Your assignment => Within the records below, filter for lines carrying the word "this" and copy them.
/---
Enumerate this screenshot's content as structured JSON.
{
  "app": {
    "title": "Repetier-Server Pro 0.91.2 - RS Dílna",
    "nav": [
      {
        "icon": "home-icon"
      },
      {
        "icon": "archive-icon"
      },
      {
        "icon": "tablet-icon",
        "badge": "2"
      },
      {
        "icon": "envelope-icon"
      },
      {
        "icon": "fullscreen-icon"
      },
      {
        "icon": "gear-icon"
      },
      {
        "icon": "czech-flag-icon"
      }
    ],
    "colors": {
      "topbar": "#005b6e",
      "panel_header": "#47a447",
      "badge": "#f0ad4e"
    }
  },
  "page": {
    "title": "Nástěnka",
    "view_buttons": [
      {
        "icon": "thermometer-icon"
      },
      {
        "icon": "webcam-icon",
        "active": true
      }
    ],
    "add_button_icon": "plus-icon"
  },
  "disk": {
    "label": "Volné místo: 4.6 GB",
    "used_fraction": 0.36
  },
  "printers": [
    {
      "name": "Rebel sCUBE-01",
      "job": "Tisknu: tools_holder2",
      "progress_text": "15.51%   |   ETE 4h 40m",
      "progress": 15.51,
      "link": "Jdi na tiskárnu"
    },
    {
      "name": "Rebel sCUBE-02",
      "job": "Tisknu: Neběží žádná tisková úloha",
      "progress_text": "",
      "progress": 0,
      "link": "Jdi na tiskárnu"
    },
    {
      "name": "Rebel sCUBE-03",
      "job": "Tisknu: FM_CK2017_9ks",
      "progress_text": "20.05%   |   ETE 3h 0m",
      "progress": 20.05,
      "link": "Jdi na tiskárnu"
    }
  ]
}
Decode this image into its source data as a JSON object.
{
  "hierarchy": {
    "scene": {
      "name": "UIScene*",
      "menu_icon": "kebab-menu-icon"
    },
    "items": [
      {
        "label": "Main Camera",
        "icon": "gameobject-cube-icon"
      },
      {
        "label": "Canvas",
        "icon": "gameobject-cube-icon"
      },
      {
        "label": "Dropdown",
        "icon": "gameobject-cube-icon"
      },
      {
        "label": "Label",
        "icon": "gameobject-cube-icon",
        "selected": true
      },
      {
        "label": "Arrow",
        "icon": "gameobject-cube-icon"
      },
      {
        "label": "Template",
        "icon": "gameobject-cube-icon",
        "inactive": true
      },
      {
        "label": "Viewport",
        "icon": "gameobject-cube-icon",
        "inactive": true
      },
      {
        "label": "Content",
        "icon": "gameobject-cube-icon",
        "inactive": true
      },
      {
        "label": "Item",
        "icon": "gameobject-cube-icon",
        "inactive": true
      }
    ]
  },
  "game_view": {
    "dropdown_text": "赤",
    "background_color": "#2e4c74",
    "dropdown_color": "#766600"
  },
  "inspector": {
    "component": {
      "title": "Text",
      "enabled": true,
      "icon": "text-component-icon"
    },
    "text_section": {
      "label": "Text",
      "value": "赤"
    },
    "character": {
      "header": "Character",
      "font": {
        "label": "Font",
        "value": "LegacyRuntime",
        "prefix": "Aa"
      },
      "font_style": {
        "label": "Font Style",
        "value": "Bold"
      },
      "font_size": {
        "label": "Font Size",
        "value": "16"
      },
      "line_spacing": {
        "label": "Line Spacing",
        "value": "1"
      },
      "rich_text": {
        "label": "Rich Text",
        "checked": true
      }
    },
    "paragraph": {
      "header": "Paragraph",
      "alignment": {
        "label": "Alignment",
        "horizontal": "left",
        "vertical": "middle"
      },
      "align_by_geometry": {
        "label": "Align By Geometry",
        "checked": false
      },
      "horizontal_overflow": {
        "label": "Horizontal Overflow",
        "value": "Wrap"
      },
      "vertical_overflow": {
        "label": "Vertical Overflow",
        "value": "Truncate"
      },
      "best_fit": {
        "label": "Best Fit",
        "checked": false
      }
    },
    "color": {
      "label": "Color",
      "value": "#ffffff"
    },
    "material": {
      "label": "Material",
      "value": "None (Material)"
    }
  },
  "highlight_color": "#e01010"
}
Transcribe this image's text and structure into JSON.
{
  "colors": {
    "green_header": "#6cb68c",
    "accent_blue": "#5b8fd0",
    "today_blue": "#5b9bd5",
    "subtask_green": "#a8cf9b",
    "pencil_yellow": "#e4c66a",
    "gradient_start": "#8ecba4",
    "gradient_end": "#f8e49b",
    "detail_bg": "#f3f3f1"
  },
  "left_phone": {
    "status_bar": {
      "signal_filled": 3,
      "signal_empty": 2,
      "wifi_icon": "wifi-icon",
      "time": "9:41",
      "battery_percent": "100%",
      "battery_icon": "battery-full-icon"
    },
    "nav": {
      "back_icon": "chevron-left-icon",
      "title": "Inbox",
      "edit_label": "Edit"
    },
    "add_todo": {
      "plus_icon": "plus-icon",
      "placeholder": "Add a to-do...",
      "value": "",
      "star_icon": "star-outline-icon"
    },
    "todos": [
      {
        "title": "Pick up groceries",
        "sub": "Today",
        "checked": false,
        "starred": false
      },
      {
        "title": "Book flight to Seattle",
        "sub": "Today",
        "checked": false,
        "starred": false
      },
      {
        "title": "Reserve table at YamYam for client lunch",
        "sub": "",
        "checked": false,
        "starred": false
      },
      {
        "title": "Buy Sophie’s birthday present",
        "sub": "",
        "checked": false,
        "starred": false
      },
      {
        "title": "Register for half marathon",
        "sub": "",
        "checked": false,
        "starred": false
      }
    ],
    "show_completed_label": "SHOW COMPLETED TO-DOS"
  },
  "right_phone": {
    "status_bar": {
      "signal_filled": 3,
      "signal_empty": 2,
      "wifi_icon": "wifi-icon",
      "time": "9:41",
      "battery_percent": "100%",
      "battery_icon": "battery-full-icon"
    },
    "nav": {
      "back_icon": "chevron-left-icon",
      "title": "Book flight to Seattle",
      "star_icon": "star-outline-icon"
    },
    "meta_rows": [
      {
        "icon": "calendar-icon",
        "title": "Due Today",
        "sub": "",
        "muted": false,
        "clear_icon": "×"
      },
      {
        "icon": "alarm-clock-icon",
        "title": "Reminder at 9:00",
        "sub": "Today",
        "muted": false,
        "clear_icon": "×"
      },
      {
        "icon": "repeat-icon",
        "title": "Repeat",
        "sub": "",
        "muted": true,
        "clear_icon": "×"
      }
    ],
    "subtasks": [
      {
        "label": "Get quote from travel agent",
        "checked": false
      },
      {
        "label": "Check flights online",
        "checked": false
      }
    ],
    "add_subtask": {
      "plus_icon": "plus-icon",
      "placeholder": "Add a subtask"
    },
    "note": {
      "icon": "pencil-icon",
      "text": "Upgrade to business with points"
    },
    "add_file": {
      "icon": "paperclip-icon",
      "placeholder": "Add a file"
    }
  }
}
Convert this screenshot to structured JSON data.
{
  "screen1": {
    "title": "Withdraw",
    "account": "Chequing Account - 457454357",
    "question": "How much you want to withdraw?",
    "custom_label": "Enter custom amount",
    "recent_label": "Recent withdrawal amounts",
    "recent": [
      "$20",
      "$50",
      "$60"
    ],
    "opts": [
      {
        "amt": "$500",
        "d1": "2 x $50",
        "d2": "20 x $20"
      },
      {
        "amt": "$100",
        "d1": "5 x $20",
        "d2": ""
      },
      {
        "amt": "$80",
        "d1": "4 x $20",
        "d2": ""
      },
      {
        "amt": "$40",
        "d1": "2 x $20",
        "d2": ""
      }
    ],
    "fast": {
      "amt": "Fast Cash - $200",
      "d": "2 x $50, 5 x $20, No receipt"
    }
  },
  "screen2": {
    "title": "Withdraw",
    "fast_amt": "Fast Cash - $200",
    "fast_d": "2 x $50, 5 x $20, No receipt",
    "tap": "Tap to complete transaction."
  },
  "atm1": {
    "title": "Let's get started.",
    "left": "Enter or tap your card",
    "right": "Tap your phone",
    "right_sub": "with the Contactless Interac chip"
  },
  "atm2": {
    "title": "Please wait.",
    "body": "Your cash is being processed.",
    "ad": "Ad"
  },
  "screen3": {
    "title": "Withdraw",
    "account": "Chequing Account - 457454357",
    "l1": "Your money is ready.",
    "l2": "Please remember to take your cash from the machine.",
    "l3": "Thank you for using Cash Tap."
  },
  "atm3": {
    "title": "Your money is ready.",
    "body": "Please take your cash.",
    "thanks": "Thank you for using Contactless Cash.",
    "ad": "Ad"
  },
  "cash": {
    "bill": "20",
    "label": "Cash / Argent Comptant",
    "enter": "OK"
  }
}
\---
Exercise result =>
Enumerate this screenshot's content as structured JSON.
Decode this image into its source data as a JSON object.
Transcribe this image's text and structure into JSON.
Convert this screenshot to structured JSON data.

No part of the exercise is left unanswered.